If you see non-Gaussian distribution in Physics, what does it imply? What is the cause/mechanism of such distribution pattern? For example, I heard skill distribution in human population is skewed to the right(positively skewed). Why is this? and what interventions(or factors) can make it look more like a normal bell shaped or even skewed to the left (negatively skewed) (->is this achievable and stable in real world in skill distribution in human population? why/how?)? Could you provide other good examples of non-Gaussian distribution (pattern) and why/how such distribution manifests (spontaneously?).
- Anonymous

In a way, that's like asking "when you see a non-elephant animal, what is it?" OK, it's not that extreme because there is a fairly common class of problems- observables which are the sum of many independent contributions- that gives Gaussian distributions. There are also some other special cases that have Gaussian distributions. The generic case, however, is non-Gaussian. Since for some decades I mainly made a living by studying a variety of non-Gaussian statistical variables in physics, you probably don't want to get me started telling their many diverse stories.

Here's an example. Maybe you're looking at resistance in a small sample of a material with an insulating and conducting phase. Disorder in the sample breaks it up into little domains.  Right near the phase transition a small numebr of domains fluctuate randomly between the two phases. The distribution of resistances may be bi-modal, or 4-modal, etc. The explanation is obvious.

With regard to the skill distribution, things are more subtle than for simple physical variables. For starters, if you define skill as some sort of positive number, the distribution couldn't be exactly Gaussian, because Gaussian distributions have tails extending infinitely far in both directions. There's another basic problem in describing a "skill distribution". There's no natural measure. Say A can use only a hammer, B can also use a scewdriver, and C can use Allen wrenches as well. What's the ratio of the skill increment from A to B to that from B to C? The numbers you assign are an arbitrary choice. The same problem comes up in designing, for example, IQ tests. There the test designers chose to define the differences to make the distribution Gaussian, just for convenience. 

So let's pick some variable where the facts tell us what the distribution is, not where we tell the facts what distribution we'll choose to describe them.
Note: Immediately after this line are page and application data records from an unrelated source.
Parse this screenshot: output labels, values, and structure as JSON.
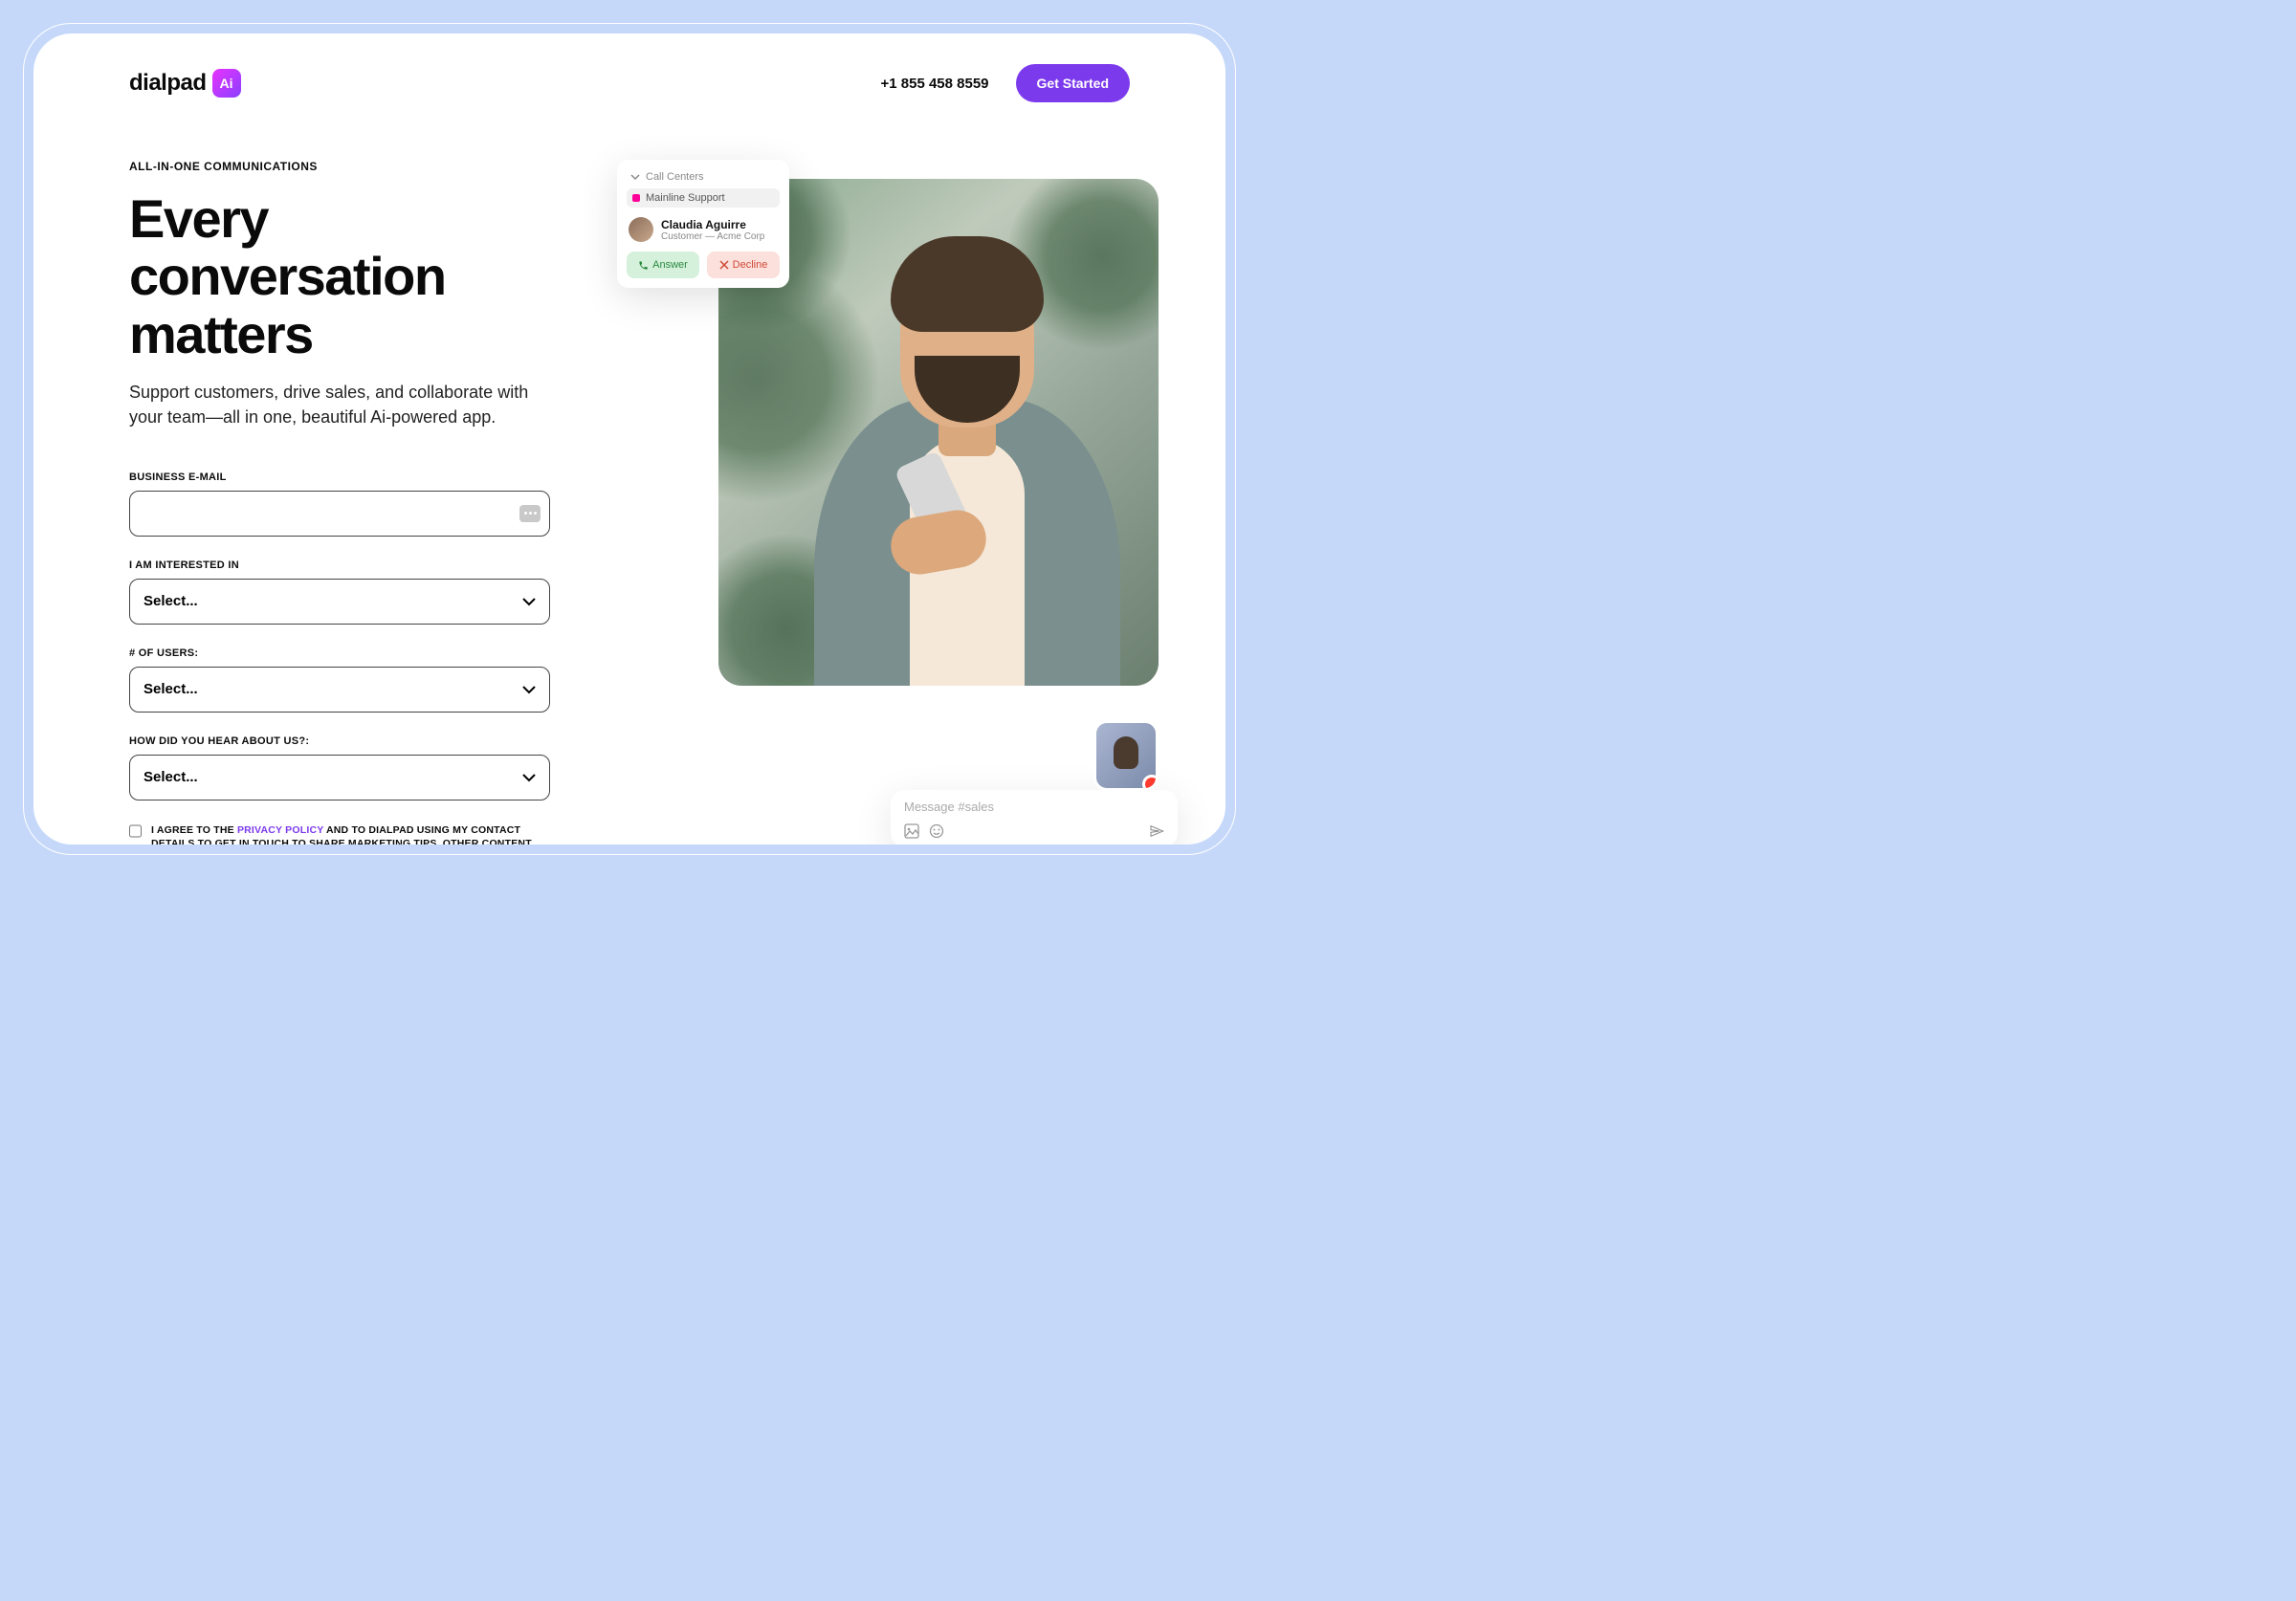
{
  "header": {
    "logo_text": "dialpad",
    "logo_badge": "Ai",
    "phone": "+1 855 458 8559",
    "cta": "Get Started"
  },
  "hero": {
    "eyebrow": "ALL-IN-ONE COMMUNICATIONS",
    "headline": "Every conversation matters",
    "subhead": "Support customers, drive sales, and collaborate with your team—all in one, beautiful Ai-powered app."
  },
  "form": {
    "email_label": "BUSINESS E-MAIL",
    "email_value": "",
    "interest_label": "I AM INTERESTED IN",
    "interest_placeholder": "Select...",
    "users_label": "# OF USERS:",
    "users_placeholder": "Select...",
    "hear_label": "HOW DID YOU HEAR ABOUT US?:",
    "hear_placeholder": "Select...",
    "consent_pre": "I AGREE TO THE ",
    "consent_link": "PRIVACY POLICY",
    "consent_post": " AND TO DIALPAD USING MY CONTACT DETAILS TO GET IN TOUCH TO SHARE MARKETING TIPS, OTHER CONTENT, AND THE LATEST OFFERS."
  },
  "call_popup": {
    "section": "Call Centers",
    "queue": "Mainline Support",
    "caller_name": "Claudia Aguirre",
    "caller_sub": "Customer — Acme Corp",
    "answer": "Answer",
    "decline": "Decline"
  },
  "message_bar": {
    "placeholder": "Message #sales"
  }
}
Income is a nice variable with a fairly clear measure. It's highly non-Gaussian. In order to survive, some minimum income is needed, especially if the dollar value of assistance is included. So the distribution not only stays positive but doesn't go down to zero. It's highly skewed upward. Sometimes people claim that many factors independently affect income multiplicatively. That would give a Gaussian distribution not of incomes but of logarithms of income. Actual distributions have much bigger tails at the high end than even that skewed distriibution. Social scientists discuss why that happens, often with ideas along the lines of "for whosoever hath, to him shall be given".

Mike W.

(published on 11/05/2013)

Follow-Up #1: non-Gaussian distributions in physics and income

1)What are the "simple, clean" examples for positively/negatively skewed non-normal distribution in Physics? For example, a nice wave packet (a photon in vacuum etc.)has a clean Gaussian distribution, right? Under what simple condition/influence is it skewed toward right or left cleanly? Does the extreme difference in gravitational field (maybe near a black hole etc.) between the head and the tail of the Gaussian photon wave packet make the Gaussian distribution skewed? Other examples? 2)I am aware of "non-Gaussian income distribution." let's pick income distribution as it might provide a clearer variable and act as an interesting/relevant example (for people). I have seen positively skewed income distribution (US, UK and others) but are there countries (maybe Scandinavian?) where income distribution looks more like normal distribution or negatively skewed? If so why? And, If you see "positively skewed income distribution," does it indicate something is wrong with the society or country? Is the income distribution that looks more like Gaussian distribution (or negatively skewed?) healthier? Some say "education" is an important factor to increase income but I heard it did not change income distribution in UK. why? (On the other hand, what are the cases/countries education "did" change income distribution? and why in these cases?) What are other factors/cases/examples that "did" make a change in income(or resource) distribution in human (or animal/plant/bacteria etc.) history?
- Anonymous

1) There are countless examples to pick among, but here's one of the simplest. Say you're counting radioactive decays from a big block of weakly radioactive material. The decays are independent of each other. The distribution of counts in a given time interval is Poissonian. After enough time to expect N counts, the chance of getting n is P(n)= Nne-N/n!. That's skewed upward. Only after N becomes very large does the meat of that distribution start to look Gaussian.

What about one skewed toward the low side? There must be something more obvious, but here's the first that crosses my mind. Look at the fluctuating EMF's as you magnetize a piece of iron with some impurities in it. (These fluctuations are called Barkhausen noise.) The magnetization changes are all of the same sign, so you can take their logs. The distribution of the logs is skewed downward. There's a pretty good theory describing this process. (Google "Barkhausen ABBM".)

2) I've never heard of any negatively skewed income distribution on a national scale. Usually one keeps track of width of the distribution of logarithms of incomes, which is related to but not the same as the skewness of the income distribution. These widths vary a lot between countries and over time, even in my lifetime. My personal opinion, which I believe is supported by a lot of data, is that most indices of health (life expectancy, etc.) tend to be higher in societies with narrow distributions. You could scrounge around among social science research for good data. (some key words: "OECD", Saez, Gini index) 

These distributions are changed by many, many factors, including election results. Perhaps the most important historical event, however, was the development of agriculture, which allowed stored surpluses and large inequalities.

I've already been blabbing beyond my expertise, so I won't address the role of education. The OECD keeps good data on changing inequality over time in many countries, and you could try to see if that reflects changes in educational systems.  

Mike W.


(published on 11/08/2013)

Follow-up on this answer.